- Singh, Vijay, Masabni, Joseph, Baumann, Paul, Isakeit, Thomas, Matocha, Matthew, Provin, Tony, Liu, Rui, Carson, Katherine, Bagavathiannan, Muthukumar
- Crop protection 2019 v.117 pp. 1-6
- activated carbon, aminocyclopyrachlor, animal manures, cantaloupes, charcoal, composts, death, greenhouse experimentation, hay, herbicide residues, okra, pastures, picloram, polluted soils, tomatoes, vegetable crops

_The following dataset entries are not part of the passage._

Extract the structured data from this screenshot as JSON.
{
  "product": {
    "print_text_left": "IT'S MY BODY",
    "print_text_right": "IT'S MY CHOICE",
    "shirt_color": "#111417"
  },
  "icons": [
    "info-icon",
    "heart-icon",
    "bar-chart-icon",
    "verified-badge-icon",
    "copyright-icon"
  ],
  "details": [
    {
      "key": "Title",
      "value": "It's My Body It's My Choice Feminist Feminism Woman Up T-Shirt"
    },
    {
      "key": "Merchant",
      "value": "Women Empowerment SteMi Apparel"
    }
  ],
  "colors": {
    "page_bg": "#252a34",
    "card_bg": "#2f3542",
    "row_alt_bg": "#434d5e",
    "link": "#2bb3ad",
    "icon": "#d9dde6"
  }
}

- Vegetable producers are often concerned about potential herbicide carryover and injury to vegetables following the application of livestock manure/compost from animals fed with treated hay. A greenhouse study was conducted to evaluate the effect of activated charcoal on soil residual activity of the herbicides aminopyralid, aminocyclopyrachlor, and picloram, applied at recommended field rates of 120 g ae, 70 g ai, and 303 g ai ha−1 respectively, on tomato, okra, and cantaloupe. A commercial source of activated charcoal was used at four rates [0, 0.5X, 1X, and 2X (1X = 336 kg ha−1)]. When no activated charcoal was applied, aminopyralid caused the greatest injury to tomato and okra, leading to plant death at 4 weeks after emergence/transplanting (WAE/T). At the highest rate (2X) of activated charcoal, crop injuries due to aminopyralid were reduced by 72 and 78% for okra and cantaloupe, respectively at 4 WAE, while tomato did not respond to the 2X rate of activated charcoal. For aminocyclopyrachlor, even a much lower rate (0.5X) of activated charcoal was sufficient to reduce about 70% of the injury caused on cantaloupe and okra. For picloram, activated charcoal application at the 2X rate reduced injury by 78–94% across the three vegetable species investigated. Under low herbicide residue levels that usually occur under carryover situations, a much lower rate of activated charcoal (<100 kg ha−1) may be sufficient and practically feasible. Overall, activated charcoal application shows promise for remediating soil contaminated with herbicide residues, but crop response can be variable and requires optimization for specific herbicide, species, and use scenarios.